The Oxford Student recaps the turbulent history of MDMA one century after its creation. From an unrecognized chemical to a widely used (and abused) party drug to a promising therapeutic tool, MDMA has challenged and excited researchers for generations.
2012 marks the hundredth anniversary of the creation of MDMA, the active ingredient in the recreational drug commonly known as Ecstasy. MDMA has had a turbulent history, one interwoven with Cold War experiments and secretive multinational chemical companies, but it is its lasting appeal among students as the party drug of choice which has led to its outlawing across the globe.
Created in 1912 by the German pharmaceutical company Merck and patented in 1913, MDMA remained out of sight and out of mind for more than 40 years; believed to be nothing more than a failed diet pill, the company had no idea of its potential. Now the third most popular recreational drug (solvents and marijuana sit in a comfortable first and second), many feel it could have rejuvenated a drug market collapsing around the declining opium dens of Western Europe. It was not until the early 1950s and the beginning of America’s infamous MK-ULTRA drug experimentation program that it was rediscovered. The environment of the Cold War, and the growing hostility between the USA and the USSR, led to an atmosphere in which increasingly macabre and absurd experiments were performed. These experiments had the stated goal of controlling the minds of participants and altering brain function to such a degree that they became excessively violent with no memory of what had occurred. MDMA was allegedly used in these experiments as a truth-serum, albeit with limited positive results.
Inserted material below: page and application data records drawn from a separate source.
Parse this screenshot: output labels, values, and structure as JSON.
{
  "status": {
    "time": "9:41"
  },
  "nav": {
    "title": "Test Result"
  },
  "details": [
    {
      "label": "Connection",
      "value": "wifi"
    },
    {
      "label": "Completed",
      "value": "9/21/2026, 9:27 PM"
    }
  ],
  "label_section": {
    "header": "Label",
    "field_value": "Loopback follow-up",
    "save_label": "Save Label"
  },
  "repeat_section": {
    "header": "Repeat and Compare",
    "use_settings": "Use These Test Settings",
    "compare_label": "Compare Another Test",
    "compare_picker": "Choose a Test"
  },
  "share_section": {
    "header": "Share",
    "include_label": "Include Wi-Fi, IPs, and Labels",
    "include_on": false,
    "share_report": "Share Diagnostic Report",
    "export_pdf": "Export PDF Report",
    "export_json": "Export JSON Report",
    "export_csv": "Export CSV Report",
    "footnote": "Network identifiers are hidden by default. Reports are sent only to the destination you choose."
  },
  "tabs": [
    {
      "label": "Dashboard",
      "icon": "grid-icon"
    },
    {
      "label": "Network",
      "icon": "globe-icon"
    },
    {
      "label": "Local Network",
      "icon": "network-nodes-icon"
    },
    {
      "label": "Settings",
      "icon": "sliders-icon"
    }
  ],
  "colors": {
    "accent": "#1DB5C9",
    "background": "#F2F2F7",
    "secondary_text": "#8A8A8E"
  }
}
MDMA became a common recreational drug in the late 1970s when it was resynthesized by the chemist Alexander Shulgin. Shulgin wrote in his lab notes: ‘I feel absolutely clean inside, and there is nothing but pure euphoria. I have never felt so great or believed this to be possible… I am overcome by the profundity of the experience…’. The drug was used for just under a decade in psychotherapy and nicknamed ‘Adam’ in reference to the state of calm and innocence it seemed to induce in the user.
In the late 1980s the drug went underground and there it found a burgeoning electronic music scene which seemed to cater for more regular users. Throughout the 1990s until now, MDMA was and is the most prolific drug on the UK party scene; it is used for its short term effects of euphoria and for the long term dependency it induces, which allow the user to escape the realities of ordinary life.
Aside from the mephedrone hype a few years ago, MDMA has remained the most popular drug in Oxford. Many feel that the use of marijuana is injurious to both their attention span and to their studies, and so many opt for the short term high. What is less well known is that 1 in every 150,000 users will die after ingesting the drug, particularly in pills of extremely high or low quality. MDMA use is reserved for a minority niche of the Oxford student population, but it is a niche perhaps unaware of the unsettling effects, and history, of its drug of choice.